Activity:
Filter the entries below down to the lines that hold "Default".

# # # # # # #

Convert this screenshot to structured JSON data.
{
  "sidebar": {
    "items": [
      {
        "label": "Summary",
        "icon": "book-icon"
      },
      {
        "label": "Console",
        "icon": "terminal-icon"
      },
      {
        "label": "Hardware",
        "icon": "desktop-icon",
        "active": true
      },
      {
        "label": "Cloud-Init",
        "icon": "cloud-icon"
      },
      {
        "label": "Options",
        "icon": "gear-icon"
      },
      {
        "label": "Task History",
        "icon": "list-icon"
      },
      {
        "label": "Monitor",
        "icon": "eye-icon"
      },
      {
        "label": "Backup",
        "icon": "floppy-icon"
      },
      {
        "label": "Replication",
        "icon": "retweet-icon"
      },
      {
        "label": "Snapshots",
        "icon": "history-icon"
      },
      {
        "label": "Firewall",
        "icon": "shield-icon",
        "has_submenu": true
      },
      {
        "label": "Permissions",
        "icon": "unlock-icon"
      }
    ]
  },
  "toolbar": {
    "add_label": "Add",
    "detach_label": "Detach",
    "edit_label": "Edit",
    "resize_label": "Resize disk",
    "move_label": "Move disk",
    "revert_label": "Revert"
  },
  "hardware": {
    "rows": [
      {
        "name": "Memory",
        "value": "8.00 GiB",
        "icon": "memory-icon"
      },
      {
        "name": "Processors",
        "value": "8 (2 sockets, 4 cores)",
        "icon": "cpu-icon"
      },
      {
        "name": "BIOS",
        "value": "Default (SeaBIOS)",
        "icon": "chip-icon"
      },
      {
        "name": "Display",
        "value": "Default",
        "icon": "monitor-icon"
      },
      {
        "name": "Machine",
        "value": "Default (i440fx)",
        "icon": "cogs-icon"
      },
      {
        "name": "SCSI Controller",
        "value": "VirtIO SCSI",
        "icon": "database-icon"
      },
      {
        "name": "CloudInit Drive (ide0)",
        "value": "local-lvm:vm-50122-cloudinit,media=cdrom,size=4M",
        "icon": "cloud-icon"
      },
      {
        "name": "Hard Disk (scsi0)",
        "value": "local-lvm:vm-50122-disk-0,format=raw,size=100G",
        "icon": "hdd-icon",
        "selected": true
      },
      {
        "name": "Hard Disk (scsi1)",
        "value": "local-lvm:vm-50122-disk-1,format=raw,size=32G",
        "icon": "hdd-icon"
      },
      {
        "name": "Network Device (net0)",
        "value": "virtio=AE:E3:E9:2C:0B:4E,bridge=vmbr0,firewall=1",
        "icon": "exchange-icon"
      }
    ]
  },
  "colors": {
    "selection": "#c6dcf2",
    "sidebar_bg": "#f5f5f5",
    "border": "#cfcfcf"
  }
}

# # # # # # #

Written response:
        "value": "Default (SeaBIOS)",
        "value": "Default",
        "value": "Default (i440fx)",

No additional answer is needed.